Problems with the original design for the refurbishment of 1920s flat block Montrose House caused costs to spiral by almost a quarter.
The block of 18 flats in Hampden Crescent was opened with a fanfare by mayor James Burton at the end of August.
But now council papers show that an underestimation of the project saw costs soar by £478,000 from the original budget of £1.9m to £2.3m.
The report, which will go before the council’s executive committee on Wednesday (Nov 14) says: “A number of items in the original specification for the project, which was produced by a consultant architect, had been omitted in error and some other items had been incorrectly designed. As a result , the appointment of the consultant was terminated, additional surveys were undertaken and the specification revised at additional cost.”
Construction works cost £289,000 more than originally anticipated, the district heating scheme cost £104,000 more, salaries went up by £24,000 and the architect fees rose from £10,000 to £71,000.
The scheme is part of the council’s Homes for the Future project which so far has refurbished 46 of the council’s 3,745 housing stock.
On Wednesday the council is expected to award another multi-million-pound contract for the redevelopment of Hamilton House, a flat block at the junction of Central Avenue and Windmill Avenue.
Four contractors have bid for the 18-flat scheme and after an assessment and rating exercise the council is proposing to award the contract to the company that has put in a tender price of £1.65m. This is the highest of all the bids.

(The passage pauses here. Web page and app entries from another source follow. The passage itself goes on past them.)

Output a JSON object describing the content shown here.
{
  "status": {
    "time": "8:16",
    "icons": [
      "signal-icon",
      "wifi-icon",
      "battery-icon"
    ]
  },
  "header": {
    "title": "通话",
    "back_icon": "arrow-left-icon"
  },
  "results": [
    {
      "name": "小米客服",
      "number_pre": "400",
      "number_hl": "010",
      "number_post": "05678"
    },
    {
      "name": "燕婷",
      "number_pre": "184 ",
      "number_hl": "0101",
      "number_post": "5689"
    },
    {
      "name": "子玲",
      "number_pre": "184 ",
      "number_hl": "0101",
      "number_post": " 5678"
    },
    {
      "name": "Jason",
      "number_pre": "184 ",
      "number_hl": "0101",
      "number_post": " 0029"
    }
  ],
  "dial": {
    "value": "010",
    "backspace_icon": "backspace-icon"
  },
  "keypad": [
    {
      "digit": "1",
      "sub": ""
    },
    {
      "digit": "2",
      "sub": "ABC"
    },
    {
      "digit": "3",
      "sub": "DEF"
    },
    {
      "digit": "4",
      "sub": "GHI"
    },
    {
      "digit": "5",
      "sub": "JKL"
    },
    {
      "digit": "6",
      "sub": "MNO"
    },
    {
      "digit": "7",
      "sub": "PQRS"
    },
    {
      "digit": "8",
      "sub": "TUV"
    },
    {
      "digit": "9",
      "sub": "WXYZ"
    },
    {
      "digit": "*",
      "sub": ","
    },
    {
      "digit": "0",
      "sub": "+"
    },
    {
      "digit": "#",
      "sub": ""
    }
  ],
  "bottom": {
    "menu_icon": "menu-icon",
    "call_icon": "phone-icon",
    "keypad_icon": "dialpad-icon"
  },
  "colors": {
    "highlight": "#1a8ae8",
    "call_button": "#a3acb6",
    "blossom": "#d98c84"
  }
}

The entire works are expected to cost £2.1m, which is £404,000 more than originally budgeted for by the authority.
Work is set to start in April and should be completed by March 2020.